» WHAT IS NEEDED
Note each line of the listing that contains the string "manager", and copy it.
-------- PROVIDED DATA
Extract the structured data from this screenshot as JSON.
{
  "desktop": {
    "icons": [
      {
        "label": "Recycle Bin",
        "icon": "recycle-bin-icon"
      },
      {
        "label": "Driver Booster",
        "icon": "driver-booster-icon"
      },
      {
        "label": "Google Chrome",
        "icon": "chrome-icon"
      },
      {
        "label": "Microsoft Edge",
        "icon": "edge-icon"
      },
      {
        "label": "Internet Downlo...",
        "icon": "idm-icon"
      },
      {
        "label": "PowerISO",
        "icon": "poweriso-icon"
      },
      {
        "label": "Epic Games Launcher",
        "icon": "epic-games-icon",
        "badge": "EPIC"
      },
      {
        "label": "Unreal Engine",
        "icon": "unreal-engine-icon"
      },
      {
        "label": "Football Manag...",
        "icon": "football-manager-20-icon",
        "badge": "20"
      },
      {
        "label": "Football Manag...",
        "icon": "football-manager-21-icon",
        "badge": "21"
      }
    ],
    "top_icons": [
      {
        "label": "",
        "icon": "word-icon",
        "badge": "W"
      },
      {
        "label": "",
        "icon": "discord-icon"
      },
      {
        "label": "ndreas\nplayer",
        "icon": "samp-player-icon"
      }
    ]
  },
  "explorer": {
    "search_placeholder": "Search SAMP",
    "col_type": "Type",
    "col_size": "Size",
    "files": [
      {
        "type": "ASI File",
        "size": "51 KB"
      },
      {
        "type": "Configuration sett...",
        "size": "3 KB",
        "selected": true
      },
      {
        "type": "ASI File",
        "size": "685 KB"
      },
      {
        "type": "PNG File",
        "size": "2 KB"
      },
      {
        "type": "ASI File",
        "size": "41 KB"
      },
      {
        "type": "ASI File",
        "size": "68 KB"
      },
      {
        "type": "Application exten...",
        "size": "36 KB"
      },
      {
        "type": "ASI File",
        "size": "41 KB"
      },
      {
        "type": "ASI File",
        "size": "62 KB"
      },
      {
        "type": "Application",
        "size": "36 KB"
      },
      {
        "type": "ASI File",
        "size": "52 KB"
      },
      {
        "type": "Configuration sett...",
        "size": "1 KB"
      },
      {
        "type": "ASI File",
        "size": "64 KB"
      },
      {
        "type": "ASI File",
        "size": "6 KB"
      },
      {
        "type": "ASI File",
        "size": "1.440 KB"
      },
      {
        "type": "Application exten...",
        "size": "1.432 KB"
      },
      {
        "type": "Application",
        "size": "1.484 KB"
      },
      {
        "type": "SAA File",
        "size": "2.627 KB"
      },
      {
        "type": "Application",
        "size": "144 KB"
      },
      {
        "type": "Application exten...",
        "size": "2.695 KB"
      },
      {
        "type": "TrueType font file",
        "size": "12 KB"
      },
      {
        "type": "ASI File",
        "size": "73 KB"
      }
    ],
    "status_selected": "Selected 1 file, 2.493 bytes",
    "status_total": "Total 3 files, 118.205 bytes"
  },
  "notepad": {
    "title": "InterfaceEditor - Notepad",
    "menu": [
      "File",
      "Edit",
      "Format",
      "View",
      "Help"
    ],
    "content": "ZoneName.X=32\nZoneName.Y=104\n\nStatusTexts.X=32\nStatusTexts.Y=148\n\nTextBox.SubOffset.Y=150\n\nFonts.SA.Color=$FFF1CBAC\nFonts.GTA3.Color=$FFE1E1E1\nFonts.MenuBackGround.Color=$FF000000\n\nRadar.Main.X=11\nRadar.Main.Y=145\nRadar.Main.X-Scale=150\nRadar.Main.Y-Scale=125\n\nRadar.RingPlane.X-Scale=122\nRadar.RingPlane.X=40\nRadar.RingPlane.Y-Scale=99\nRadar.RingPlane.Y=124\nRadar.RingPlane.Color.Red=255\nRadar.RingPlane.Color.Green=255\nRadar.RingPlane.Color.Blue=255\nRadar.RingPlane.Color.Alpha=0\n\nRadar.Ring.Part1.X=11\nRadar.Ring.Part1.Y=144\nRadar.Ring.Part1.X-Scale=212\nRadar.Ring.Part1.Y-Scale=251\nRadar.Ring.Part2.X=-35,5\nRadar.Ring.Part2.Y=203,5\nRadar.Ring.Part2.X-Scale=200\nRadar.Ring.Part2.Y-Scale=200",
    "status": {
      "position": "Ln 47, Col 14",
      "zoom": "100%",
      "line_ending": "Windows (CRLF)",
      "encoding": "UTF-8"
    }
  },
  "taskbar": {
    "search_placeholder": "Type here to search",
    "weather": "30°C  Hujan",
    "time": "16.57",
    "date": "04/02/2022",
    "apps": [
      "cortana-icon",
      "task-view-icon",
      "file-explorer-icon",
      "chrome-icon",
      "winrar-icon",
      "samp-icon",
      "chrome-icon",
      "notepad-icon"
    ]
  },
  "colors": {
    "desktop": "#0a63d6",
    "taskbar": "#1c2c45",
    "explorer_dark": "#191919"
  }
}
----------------
» SOLUTION TO THIS TASK
        "icon": "football-manager-20-icon",
        "icon": "football-manager-21-icon",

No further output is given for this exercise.